- _WHAT IS BEING ASKED_:
Every line of the data should be output word for word.

- _DATA_:
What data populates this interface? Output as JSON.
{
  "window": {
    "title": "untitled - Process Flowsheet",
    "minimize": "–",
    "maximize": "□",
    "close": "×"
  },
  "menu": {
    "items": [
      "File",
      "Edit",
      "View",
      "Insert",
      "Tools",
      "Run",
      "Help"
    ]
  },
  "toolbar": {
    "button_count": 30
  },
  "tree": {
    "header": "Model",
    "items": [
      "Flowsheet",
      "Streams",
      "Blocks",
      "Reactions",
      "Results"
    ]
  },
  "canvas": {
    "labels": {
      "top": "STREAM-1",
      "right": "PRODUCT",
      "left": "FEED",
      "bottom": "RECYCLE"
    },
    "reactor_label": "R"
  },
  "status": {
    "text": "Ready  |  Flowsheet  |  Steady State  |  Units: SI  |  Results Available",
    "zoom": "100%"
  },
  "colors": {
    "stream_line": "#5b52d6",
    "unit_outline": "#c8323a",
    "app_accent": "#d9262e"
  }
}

- _THE COMPLETED TASK_:
What data populates this interface? Output as JSON.
{
  "window": {
    "title": "untitled - Process Flowsheet",
    "minimize": "–",
    "maximize": "□",
    "close": "×"
  },
  "menu": {
    "items": [
      "File",
      "Edit",
      "View",
      "Insert",
      "Tools",
      "Run",
      "Help"
    ]
  },
  "toolbar": {
    "button_count": 30
  },
  "tree": {
    "header": "Model",
    "items": [
      "Flowsheet",
      "Streams",
      "Blocks",
      "Reactions",
      "Results"
    ]
  },
  "canvas": {
    "labels": {
      "top": "STREAM-1",
      "right": "PRODUCT",
      "left": "FEED",
      "bottom": "RECYCLE"
    },
    "reactor_label": "R"
  },
  "status": {
    "text": "Ready  |  Flowsheet  |  Steady State  |  Units: SI  |  Results Available",
    "zoom": "100%"
  },
  "colors": {
    "stream_line": "#5b52d6",
    "unit_outline": "#c8323a",
    "app_accent": "#d9262e"
  }
}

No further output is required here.